He later told the Associated Press news agency that the tape was “contrived” and part of a crude smear campaign.

It seems likely that Tsvangirai was indeed caught in a “sting” operation, but why did he fall for it and engage in several meetings with people who by his own admission kept raising the possibility of political assassinations? There is a situation of extreme violence and intimidation inside Zimbabwe. The leader of the MDC, who is also its presidential candidate, attended four meetings with a dubious group of power-brokers, lobbyists and political provocateurs whom he must have known had past relations with Mugabe, disregarding concern about the security of MDC’s operations and the safety of its personnel.

Tsvangirai claims that it was only after the fourth meeting that the MDC “then carried out a research to ascertain the background and possible motive of Mr Ben-Menashe and his company in initiating dialogue with us.” The Internet is brimming over with articles, reviews, statements and even affidavits about the history and background of Ben-Menashe. On his own evidence he worked for Israeli Military Intelligence between August 1977 and September 1987. In 1992 he published a book, Profits of War in which he claims that in 1987 he had access to top-secret files on Israel’s history and capabilities as a nuclear power.

Ben-Menashe also seems to have played some role in the Iran-Contra affair.

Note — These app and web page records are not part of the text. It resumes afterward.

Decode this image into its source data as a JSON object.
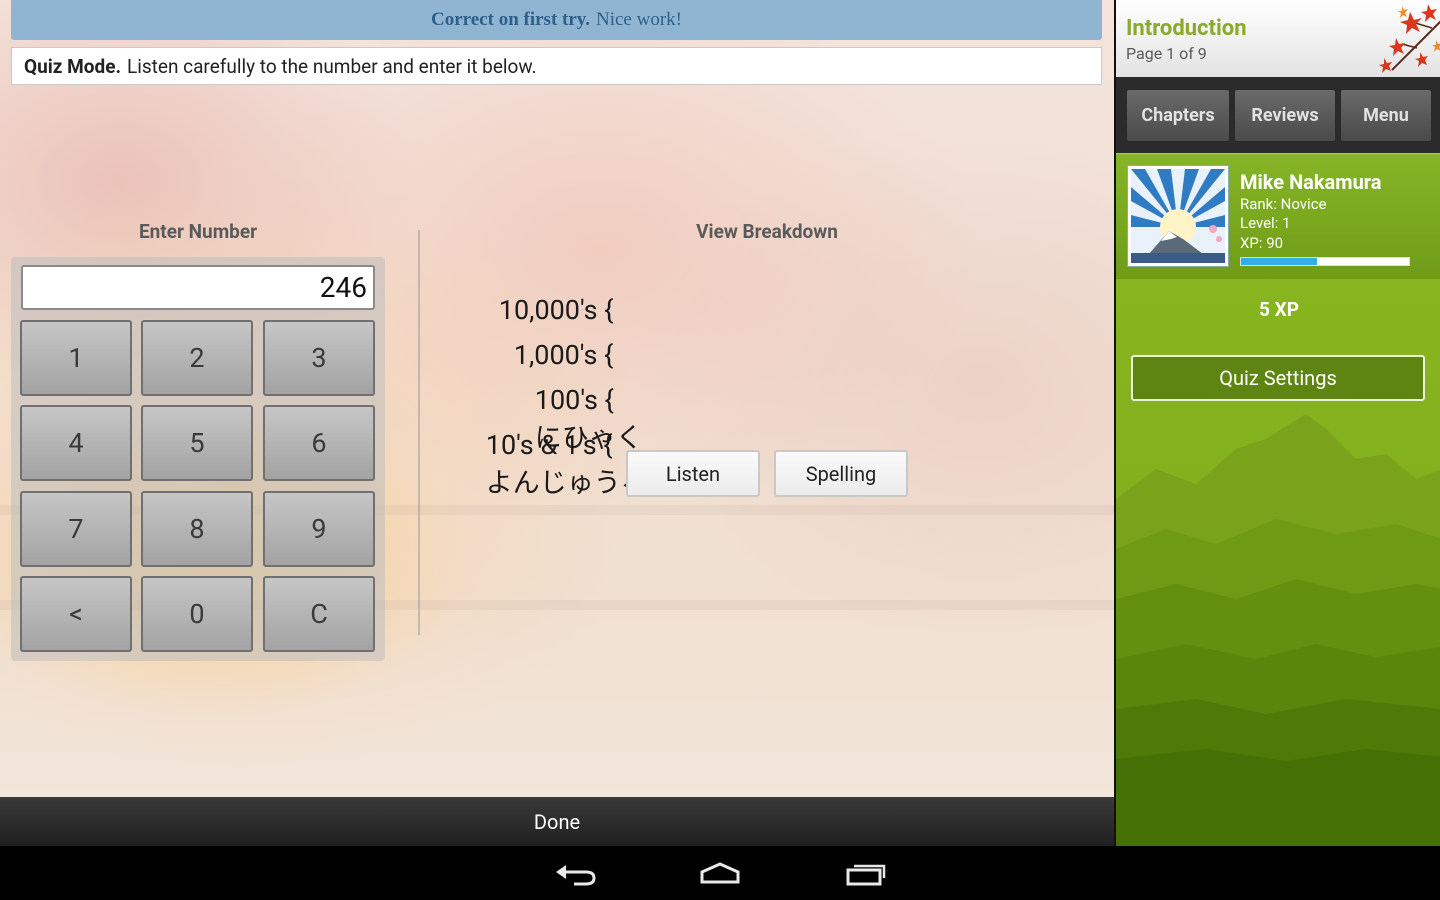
{
  "banner": {
    "bold": "Correct on first try.",
    "text": "Nice work!"
  },
  "instructions": {
    "bold": "Quiz Mode.",
    "text": "Listen carefully to the number and enter it below."
  },
  "enter_section": {
    "title": "Enter Number",
    "value": "246"
  },
  "keypad": {
    "k1": "1",
    "k2": "2",
    "k3": "3",
    "k4": "4",
    "k5": "5",
    "k6": "6",
    "k7": "7",
    "k8": "8",
    "k9": "9",
    "back": "<",
    "k0": "0",
    "clear": "C"
  },
  "breakdown": {
    "title": "View Breakdown",
    "rows": [
      {
        "label": "10,000's {",
        "reading": ""
      },
      {
        "label": "1,000's {",
        "reading": ""
      },
      {
        "label": "100's {",
        "reading": "にひゃく"
      },
      {
        "label": "10's & 1's {",
        "reading": "よんじゅうろく"
      }
    ],
    "listen_label": "Listen",
    "spelling_label": "Spelling"
  },
  "done_label": "Done",
  "sidebar": {
    "title": "Introduction",
    "page": "Page 1 of 9",
    "nav": {
      "chapters": "Chapters",
      "reviews": "Reviews",
      "menu": "Menu"
    },
    "profile": {
      "name": "Mike Nakamura",
      "rank": "Rank: Novice",
      "level": "Level: 1",
      "xp": "XP: 90",
      "xp_progress": 0.45
    },
    "xp_reward": "5 XP",
    "quiz_settings_label": "Quiz Settings"
  },
  "colors": {
    "banner_bg": "#8fb5d3",
    "banner_text": "#2e5f88",
    "sidebar_green": "#87b51f",
    "title_green": "#8ba92a",
    "xp_bar": "#33aee8"
  },
  "icons": {
    "back": "back-arrow-icon",
    "home": "home-icon",
    "recents": "recent-apps-icon"
  }
}
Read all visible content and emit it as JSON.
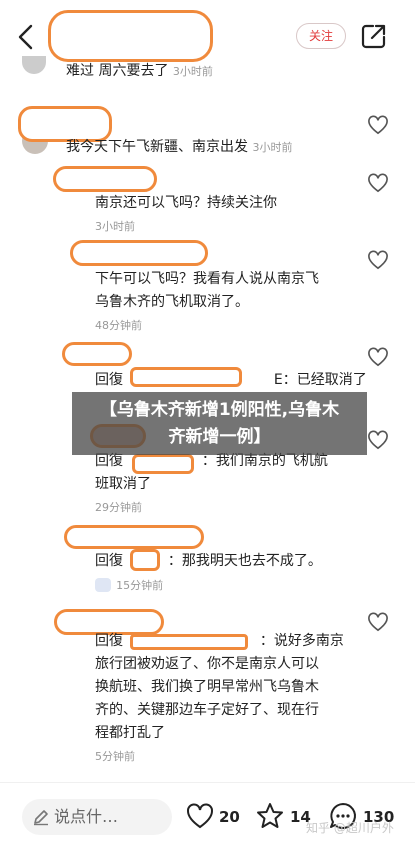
{
  "header": {
    "follow_label": "关注"
  },
  "comments": [
    {
      "text": "难过 周六要去了",
      "time": "3小时前"
    },
    {
      "text": "我今天下午飞新疆、南京出发",
      "time": "3小时前"
    },
    {
      "text": "南京还可以飞吗？持续关注你",
      "time": "3小时前"
    },
    {
      "text_l1": "下午可以飞吗？我看有人说从南京飞",
      "text_l2": "乌鲁木齐的飞机取消了。",
      "time": "48分钟前"
    },
    {
      "prefix": "回復",
      "suffix": "E：已经取消了"
    },
    {
      "prefix": "回復",
      "text_l1": "：我们南京的飞机航",
      "text_l2": "班取消了",
      "time": "29分钟前"
    },
    {
      "prefix": "回復",
      "text": "：那我明天也去不成了。",
      "time": "15分钟前"
    },
    {
      "prefix": "回復",
      "text_l1": "：说好多南京",
      "text_l2": "旅行团被劝返了、你不是南京人可以",
      "text_l3": "换航班、我们换了明早常州飞乌鲁木",
      "text_l4": "齐的、关键那边车子定好了、现在行",
      "text_l5": "程都打乱了",
      "time": "5分钟前"
    }
  ],
  "banner": {
    "line1": "【乌鲁木齐新增1例阳性,乌鲁木",
    "line2": "齐新增一例】"
  },
  "bottom_bar": {
    "input_placeholder": "说点什…",
    "likes": "20",
    "favorites": "14",
    "comments": "130",
    "watermark": "知乎 @超川户外"
  }
}
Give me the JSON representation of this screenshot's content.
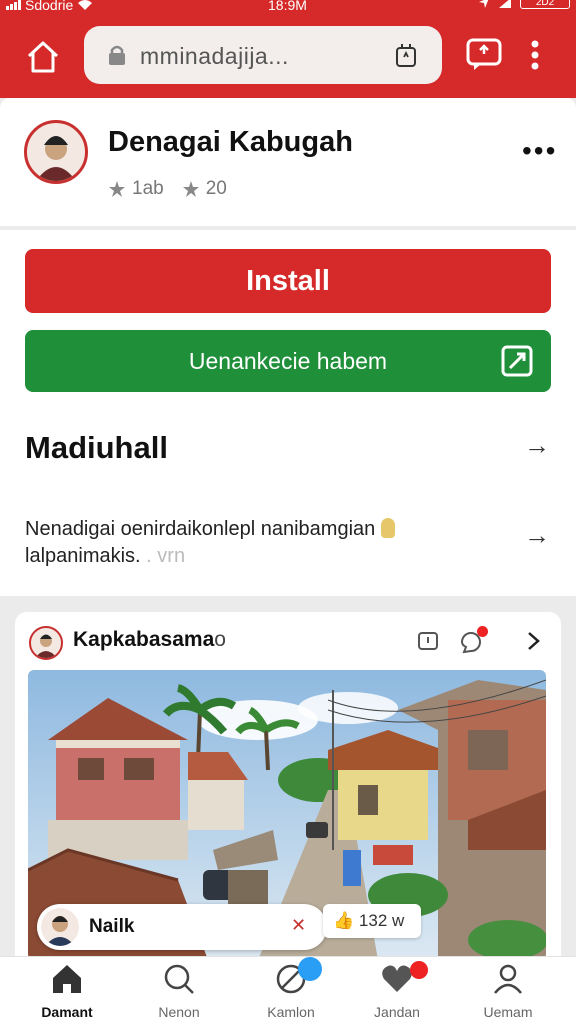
{
  "status_bar": {
    "carrier": "Sdodrie",
    "time": "18:9M",
    "battery": "2D2"
  },
  "browser": {
    "url": "mminadajija..."
  },
  "app": {
    "name": "Denagai Kabugah",
    "rating_count": "1ab",
    "rating_value": "20",
    "more_label": "•••"
  },
  "actions": {
    "install_label": "Install",
    "secondary_label": "Uenankecie habem"
  },
  "section": {
    "title": "Madiuhall",
    "description_line1": "Nenadigai oenirdaikonlepl nanibamgian",
    "description_line2": "lalpanimakis.",
    "description_fade": " . vrn"
  },
  "post": {
    "name_bold": "Kapkabasama",
    "name_light": "o",
    "author": "Nailk",
    "likes": "132 w"
  },
  "bottom_nav": {
    "items": [
      {
        "label": "Damant",
        "icon": "home-icon"
      },
      {
        "label": "Nenon",
        "icon": "search-icon"
      },
      {
        "label": "Kamlon",
        "icon": "compass-icon"
      },
      {
        "label": "Jandan",
        "icon": "heart-icon"
      },
      {
        "label": "Uemam",
        "icon": "profile-icon"
      }
    ]
  },
  "colors": {
    "brand_red": "#d62a2a",
    "accent_green": "#1f8f3a",
    "badge_blue": "#2a9df4"
  }
}
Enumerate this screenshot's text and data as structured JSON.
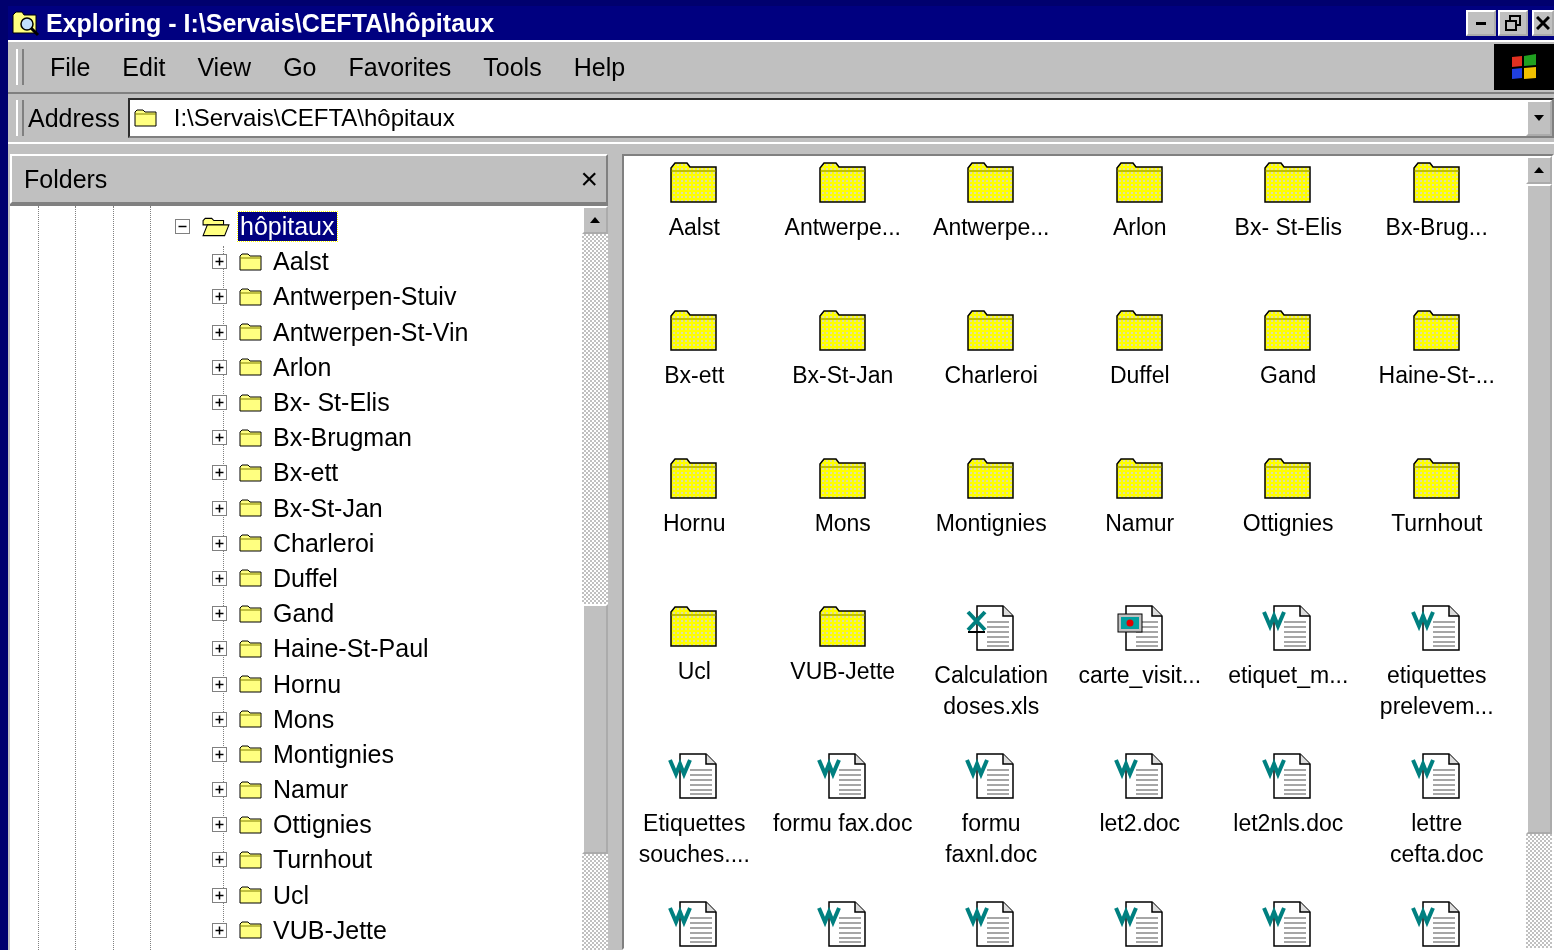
{
  "window": {
    "title": "Exploring - I:\\Servais\\CEFTA\\hôpitaux"
  },
  "menu": [
    {
      "label": "File"
    },
    {
      "label": "Edit"
    },
    {
      "label": "View"
    },
    {
      "label": "Go"
    },
    {
      "label": "Favorites"
    },
    {
      "label": "Tools"
    },
    {
      "label": "Help"
    }
  ],
  "address": {
    "label": "Address",
    "value": "I:\\Servais\\CEFTA\\hôpitaux"
  },
  "folders_pane": {
    "title": "Folders",
    "close": "×",
    "tree": {
      "label": "hôpitaux",
      "selected": true,
      "expanded": true,
      "children": [
        {
          "label": "Aalst",
          "selected": false,
          "expanded": false
        },
        {
          "label": "Antwerpen-Stuiv",
          "selected": false,
          "expanded": false
        },
        {
          "label": "Antwerpen-St-Vin",
          "selected": false,
          "expanded": false
        },
        {
          "label": "Arlon",
          "selected": false,
          "expanded": false
        },
        {
          "label": "Bx- St-Elis",
          "selected": false,
          "expanded": false
        },
        {
          "label": "Bx-Brugman",
          "selected": false,
          "expanded": false
        },
        {
          "label": "Bx-ett",
          "selected": false,
          "expanded": false
        },
        {
          "label": "Bx-St-Jan",
          "selected": false,
          "expanded": false
        },
        {
          "label": "Charleroi",
          "selected": false,
          "expanded": false
        },
        {
          "label": "Duffel",
          "selected": false,
          "expanded": false
        },
        {
          "label": "Gand",
          "selected": false,
          "expanded": false
        },
        {
          "label": "Haine-St-Paul",
          "selected": false,
          "expanded": false
        },
        {
          "label": "Hornu",
          "selected": false,
          "expanded": false
        },
        {
          "label": "Mons",
          "selected": false,
          "expanded": false
        },
        {
          "label": "Montignies",
          "selected": false,
          "expanded": false
        },
        {
          "label": "Namur",
          "selected": false,
          "expanded": false
        },
        {
          "label": "Ottignies",
          "selected": false,
          "expanded": false
        },
        {
          "label": "Turnhout",
          "selected": false,
          "expanded": false
        },
        {
          "label": "Ucl",
          "selected": false,
          "expanded": false
        },
        {
          "label": "VUB-Jette",
          "selected": false,
          "expanded": false
        }
      ]
    }
  },
  "files": [
    {
      "kind": "folder",
      "label": "Aalst"
    },
    {
      "kind": "folder",
      "label": "Antwerpe..."
    },
    {
      "kind": "folder",
      "label": "Antwerpe..."
    },
    {
      "kind": "folder",
      "label": "Arlon"
    },
    {
      "kind": "folder",
      "label": "Bx- St-Elis"
    },
    {
      "kind": "folder",
      "label": "Bx-Brug..."
    },
    {
      "kind": "folder",
      "label": "Bx-ett"
    },
    {
      "kind": "folder",
      "label": "Bx-St-Jan"
    },
    {
      "kind": "folder",
      "label": "Charleroi"
    },
    {
      "kind": "folder",
      "label": "Duffel"
    },
    {
      "kind": "folder",
      "label": "Gand"
    },
    {
      "kind": "folder",
      "label": "Haine-St-..."
    },
    {
      "kind": "folder",
      "label": "Hornu"
    },
    {
      "kind": "folder",
      "label": "Mons"
    },
    {
      "kind": "folder",
      "label": "Montignies"
    },
    {
      "kind": "folder",
      "label": "Namur"
    },
    {
      "kind": "folder",
      "label": "Ottignies"
    },
    {
      "kind": "folder",
      "label": "Turnhout"
    },
    {
      "kind": "folder",
      "label": "Ucl"
    },
    {
      "kind": "folder",
      "label": "VUB-Jette"
    },
    {
      "kind": "spreadsheet",
      "label": "Calculation doses.xls"
    },
    {
      "kind": "picture",
      "label": "carte_visit..."
    },
    {
      "kind": "document",
      "label": "etiquet_m..."
    },
    {
      "kind": "document",
      "label": "etiquettes prelevem..."
    },
    {
      "kind": "document",
      "label": "Etiquettes souches...."
    },
    {
      "kind": "document",
      "label": "formu fax.doc"
    },
    {
      "kind": "document",
      "label": "formu faxnl.doc"
    },
    {
      "kind": "document",
      "label": "let2.doc"
    },
    {
      "kind": "document",
      "label": "let2nls.doc"
    },
    {
      "kind": "document",
      "label": "lettre cefta.doc"
    },
    {
      "kind": "document"
    },
    {
      "kind": "document"
    },
    {
      "kind": "document"
    },
    {
      "kind": "document"
    },
    {
      "kind": "document"
    },
    {
      "kind": "document"
    }
  ]
}
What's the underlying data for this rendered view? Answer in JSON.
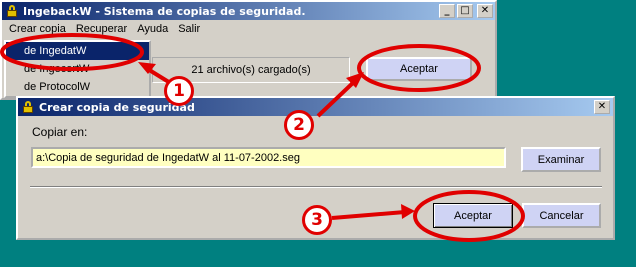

In 1990 a New York federal jury acquitted him of charges that he had illegally sold Israeli-owned Hercules aircraft to Iran. He said that the sale was part of a US-sanctioned deal to win the release of American hostages held by Iran.

In another Dateline programme screened in Australia on 31 October 2001, Ben-Menashe was described as “someone who moves through the city as a commodities trader and political consultant to several African and South American nations”. Journalist Bob Parry said he had seen three letters of reference signed by Israeli military officers verifying that Ben-Menashe had played an important role in various activities of military intelligence, “holding key positions responsible for a variety of complex and sensitive assignments”. Previously, however, the Israelis had said he was a fraud.

Despite all of this freely available information, Tsvangirai and the MDC fell for Dickens and Madson’s bait—that his company could “bridge the communications gap abroad but mainly in North America.” For the MDC, the possibility of gaining a favourable hearing in US ruling circles encouraged them to throw caution to the wind. It is entirely possible, moreover, that the company’s past connections with Zanu-PF were known to the MDC and that they regarded the approach as a sign that key supporters and members of Mugabe’s coterie might be considering switching sides.

Tsvangirai is a former general secretary of the Zimbabwean Congress of Trade Unions. But rather than defending the interests of the millions of Zimbabwean workers or landless poor in the countryside, his main concern is to impress Western investors and governments impatient to get their hands on the resources of the whole of southern Africa, including Zimbabwe. That was why he seized the opportunity to make a deal with Dickens and Madson.

The effect of Tsvangirai and the MDC’s dalliance with this dubious company has been to expose those sections of workers and intellectuals who have wrongly placed their political trust in the MDC to further repressive measures by the Mugabe regime.